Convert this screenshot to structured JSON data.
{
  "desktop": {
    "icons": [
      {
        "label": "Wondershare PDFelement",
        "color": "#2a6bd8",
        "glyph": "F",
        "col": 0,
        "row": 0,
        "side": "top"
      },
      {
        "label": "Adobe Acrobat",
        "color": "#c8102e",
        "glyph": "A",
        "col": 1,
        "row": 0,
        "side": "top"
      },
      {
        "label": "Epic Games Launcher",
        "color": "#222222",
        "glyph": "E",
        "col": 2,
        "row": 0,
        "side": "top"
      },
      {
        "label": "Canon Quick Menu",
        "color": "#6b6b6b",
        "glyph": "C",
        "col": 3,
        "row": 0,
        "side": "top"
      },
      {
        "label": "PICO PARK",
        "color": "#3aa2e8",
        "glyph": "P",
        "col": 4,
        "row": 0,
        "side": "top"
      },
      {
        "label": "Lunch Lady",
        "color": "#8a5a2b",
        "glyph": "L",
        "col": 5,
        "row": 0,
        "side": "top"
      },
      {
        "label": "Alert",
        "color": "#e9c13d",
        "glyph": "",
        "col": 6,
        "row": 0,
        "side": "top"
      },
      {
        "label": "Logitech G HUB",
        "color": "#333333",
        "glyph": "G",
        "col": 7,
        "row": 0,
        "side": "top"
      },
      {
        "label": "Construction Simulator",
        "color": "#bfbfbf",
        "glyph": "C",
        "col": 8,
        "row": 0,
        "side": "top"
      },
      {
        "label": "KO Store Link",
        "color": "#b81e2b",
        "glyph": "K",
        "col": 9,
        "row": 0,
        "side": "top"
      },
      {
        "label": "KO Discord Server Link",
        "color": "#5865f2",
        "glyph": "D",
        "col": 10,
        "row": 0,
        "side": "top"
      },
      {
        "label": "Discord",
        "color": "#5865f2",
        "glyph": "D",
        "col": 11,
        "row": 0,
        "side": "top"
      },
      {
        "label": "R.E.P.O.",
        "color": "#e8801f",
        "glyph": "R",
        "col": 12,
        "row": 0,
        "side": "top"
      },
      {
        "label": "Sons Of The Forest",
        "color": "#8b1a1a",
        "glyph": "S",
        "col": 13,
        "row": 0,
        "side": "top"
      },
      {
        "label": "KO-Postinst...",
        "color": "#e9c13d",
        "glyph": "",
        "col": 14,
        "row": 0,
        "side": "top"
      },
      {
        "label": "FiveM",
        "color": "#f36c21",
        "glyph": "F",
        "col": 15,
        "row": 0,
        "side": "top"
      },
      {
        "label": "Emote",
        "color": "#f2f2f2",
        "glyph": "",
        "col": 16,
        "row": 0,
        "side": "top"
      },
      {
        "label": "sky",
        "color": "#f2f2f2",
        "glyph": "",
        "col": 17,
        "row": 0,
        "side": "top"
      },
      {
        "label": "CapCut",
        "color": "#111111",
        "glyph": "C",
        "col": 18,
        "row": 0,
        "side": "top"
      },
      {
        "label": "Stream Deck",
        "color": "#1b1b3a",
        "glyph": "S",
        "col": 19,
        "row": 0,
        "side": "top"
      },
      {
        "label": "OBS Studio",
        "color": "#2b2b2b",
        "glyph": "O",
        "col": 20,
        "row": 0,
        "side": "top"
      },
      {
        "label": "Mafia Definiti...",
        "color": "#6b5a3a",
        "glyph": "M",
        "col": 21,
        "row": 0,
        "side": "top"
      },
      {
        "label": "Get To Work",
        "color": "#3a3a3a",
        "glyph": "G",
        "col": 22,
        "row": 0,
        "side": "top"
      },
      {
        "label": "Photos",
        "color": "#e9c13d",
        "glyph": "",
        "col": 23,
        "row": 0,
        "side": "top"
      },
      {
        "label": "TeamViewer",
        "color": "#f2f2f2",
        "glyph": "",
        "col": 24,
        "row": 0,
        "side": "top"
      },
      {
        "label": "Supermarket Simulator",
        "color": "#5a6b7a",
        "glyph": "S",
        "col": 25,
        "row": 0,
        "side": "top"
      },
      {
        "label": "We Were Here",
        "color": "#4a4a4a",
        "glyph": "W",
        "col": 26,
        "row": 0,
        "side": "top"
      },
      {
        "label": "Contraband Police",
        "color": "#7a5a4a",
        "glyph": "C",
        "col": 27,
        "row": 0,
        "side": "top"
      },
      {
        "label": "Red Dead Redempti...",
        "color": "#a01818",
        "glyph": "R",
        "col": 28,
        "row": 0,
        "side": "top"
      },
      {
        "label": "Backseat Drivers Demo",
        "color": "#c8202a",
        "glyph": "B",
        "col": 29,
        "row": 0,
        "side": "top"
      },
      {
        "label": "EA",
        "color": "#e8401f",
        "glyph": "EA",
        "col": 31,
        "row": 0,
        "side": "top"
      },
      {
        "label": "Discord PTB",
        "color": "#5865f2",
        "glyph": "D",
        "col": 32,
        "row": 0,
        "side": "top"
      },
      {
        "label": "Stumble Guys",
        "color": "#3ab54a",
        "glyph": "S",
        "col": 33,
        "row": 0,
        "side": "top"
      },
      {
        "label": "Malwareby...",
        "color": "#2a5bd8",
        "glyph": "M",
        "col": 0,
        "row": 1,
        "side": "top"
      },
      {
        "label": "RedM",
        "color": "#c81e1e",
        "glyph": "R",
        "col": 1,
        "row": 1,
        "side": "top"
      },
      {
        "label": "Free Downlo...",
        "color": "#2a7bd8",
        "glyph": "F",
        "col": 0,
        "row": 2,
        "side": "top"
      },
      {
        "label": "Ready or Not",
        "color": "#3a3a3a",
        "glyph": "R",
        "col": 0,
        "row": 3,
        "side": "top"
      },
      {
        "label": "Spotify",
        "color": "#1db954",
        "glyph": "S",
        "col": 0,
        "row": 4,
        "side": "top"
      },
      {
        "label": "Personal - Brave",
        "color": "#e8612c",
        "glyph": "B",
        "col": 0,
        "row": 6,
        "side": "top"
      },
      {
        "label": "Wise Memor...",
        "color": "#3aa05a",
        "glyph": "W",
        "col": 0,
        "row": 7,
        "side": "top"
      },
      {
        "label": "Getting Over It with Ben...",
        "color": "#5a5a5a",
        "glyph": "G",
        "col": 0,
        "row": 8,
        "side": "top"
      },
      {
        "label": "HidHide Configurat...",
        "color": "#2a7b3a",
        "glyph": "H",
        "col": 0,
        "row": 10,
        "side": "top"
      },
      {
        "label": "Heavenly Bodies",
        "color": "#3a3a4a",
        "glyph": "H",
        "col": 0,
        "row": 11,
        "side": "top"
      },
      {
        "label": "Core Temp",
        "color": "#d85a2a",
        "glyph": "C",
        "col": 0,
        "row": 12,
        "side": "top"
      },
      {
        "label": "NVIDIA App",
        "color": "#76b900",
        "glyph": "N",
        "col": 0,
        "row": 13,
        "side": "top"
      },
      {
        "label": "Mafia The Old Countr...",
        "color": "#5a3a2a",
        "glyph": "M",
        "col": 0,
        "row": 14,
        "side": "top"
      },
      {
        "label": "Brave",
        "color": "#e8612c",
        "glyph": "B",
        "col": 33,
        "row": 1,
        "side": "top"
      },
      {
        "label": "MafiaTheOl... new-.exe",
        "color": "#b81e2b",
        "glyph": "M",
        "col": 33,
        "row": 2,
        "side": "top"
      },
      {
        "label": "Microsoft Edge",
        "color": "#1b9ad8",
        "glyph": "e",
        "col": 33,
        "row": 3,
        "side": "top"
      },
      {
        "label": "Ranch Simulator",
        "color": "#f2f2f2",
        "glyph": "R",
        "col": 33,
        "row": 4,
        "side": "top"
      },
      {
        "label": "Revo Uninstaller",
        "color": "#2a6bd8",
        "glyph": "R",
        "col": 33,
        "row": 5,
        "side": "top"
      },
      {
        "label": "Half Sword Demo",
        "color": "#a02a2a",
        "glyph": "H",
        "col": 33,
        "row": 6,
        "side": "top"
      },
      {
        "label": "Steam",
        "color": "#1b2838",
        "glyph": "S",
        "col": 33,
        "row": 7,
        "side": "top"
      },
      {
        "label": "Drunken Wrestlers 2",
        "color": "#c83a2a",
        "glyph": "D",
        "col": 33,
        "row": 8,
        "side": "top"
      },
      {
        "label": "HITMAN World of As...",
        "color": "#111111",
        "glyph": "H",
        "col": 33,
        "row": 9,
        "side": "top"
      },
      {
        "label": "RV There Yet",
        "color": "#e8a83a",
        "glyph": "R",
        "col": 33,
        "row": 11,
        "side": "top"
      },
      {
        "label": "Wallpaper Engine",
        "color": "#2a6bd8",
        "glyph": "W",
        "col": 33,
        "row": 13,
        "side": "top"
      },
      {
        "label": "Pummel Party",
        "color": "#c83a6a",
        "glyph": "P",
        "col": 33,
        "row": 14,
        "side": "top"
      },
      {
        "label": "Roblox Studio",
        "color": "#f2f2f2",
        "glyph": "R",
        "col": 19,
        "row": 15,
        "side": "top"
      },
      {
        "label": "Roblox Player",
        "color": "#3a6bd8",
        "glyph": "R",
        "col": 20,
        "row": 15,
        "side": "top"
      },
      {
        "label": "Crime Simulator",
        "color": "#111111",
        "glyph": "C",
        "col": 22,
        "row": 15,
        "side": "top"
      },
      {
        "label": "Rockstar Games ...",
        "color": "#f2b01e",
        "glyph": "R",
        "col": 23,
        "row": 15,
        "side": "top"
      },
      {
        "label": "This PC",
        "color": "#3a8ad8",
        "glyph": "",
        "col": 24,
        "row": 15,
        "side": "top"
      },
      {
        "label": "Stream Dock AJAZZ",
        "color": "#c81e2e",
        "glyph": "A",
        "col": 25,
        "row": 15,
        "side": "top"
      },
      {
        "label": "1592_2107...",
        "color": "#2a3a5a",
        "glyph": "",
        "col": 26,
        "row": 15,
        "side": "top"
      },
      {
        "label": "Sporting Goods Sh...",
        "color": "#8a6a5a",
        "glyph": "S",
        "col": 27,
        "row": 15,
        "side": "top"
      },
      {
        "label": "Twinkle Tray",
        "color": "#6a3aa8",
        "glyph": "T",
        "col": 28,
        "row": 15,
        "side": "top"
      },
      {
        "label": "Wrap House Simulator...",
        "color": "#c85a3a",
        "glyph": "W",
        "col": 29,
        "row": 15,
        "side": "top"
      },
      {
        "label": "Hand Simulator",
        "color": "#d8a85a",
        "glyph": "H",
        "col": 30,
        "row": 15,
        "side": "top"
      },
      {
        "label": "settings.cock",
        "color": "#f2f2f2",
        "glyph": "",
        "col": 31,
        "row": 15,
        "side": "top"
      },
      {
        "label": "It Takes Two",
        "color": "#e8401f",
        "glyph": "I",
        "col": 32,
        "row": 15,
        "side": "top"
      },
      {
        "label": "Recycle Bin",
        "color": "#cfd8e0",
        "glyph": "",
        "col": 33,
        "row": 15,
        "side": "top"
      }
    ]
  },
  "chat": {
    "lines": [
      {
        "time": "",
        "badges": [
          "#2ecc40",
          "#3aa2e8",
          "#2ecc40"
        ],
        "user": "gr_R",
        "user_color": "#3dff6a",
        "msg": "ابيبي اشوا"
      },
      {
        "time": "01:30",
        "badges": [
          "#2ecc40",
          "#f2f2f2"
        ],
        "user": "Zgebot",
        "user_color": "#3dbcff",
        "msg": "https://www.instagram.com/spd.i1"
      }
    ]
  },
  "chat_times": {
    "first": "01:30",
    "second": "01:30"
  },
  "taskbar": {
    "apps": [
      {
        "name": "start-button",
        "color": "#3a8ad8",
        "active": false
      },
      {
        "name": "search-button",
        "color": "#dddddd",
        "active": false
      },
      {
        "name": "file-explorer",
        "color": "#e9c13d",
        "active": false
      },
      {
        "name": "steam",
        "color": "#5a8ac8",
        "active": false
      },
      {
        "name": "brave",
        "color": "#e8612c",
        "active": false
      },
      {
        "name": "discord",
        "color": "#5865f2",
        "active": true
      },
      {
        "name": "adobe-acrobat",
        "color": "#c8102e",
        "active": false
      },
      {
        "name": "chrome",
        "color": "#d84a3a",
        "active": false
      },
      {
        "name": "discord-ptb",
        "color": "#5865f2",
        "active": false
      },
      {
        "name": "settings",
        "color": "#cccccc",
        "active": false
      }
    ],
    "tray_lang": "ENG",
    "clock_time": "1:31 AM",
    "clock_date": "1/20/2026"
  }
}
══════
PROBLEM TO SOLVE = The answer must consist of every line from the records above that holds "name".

SOLUTION =
        "name": "start-button",
        "name": "search-button",
        "name": "file-explorer",
        "name": "steam",
        "name": "brave",
        "name": "discord",
        "name": "adobe-acrobat",
        "name": "chrome",
        "name": "discord-ptb",
        "name": "settings",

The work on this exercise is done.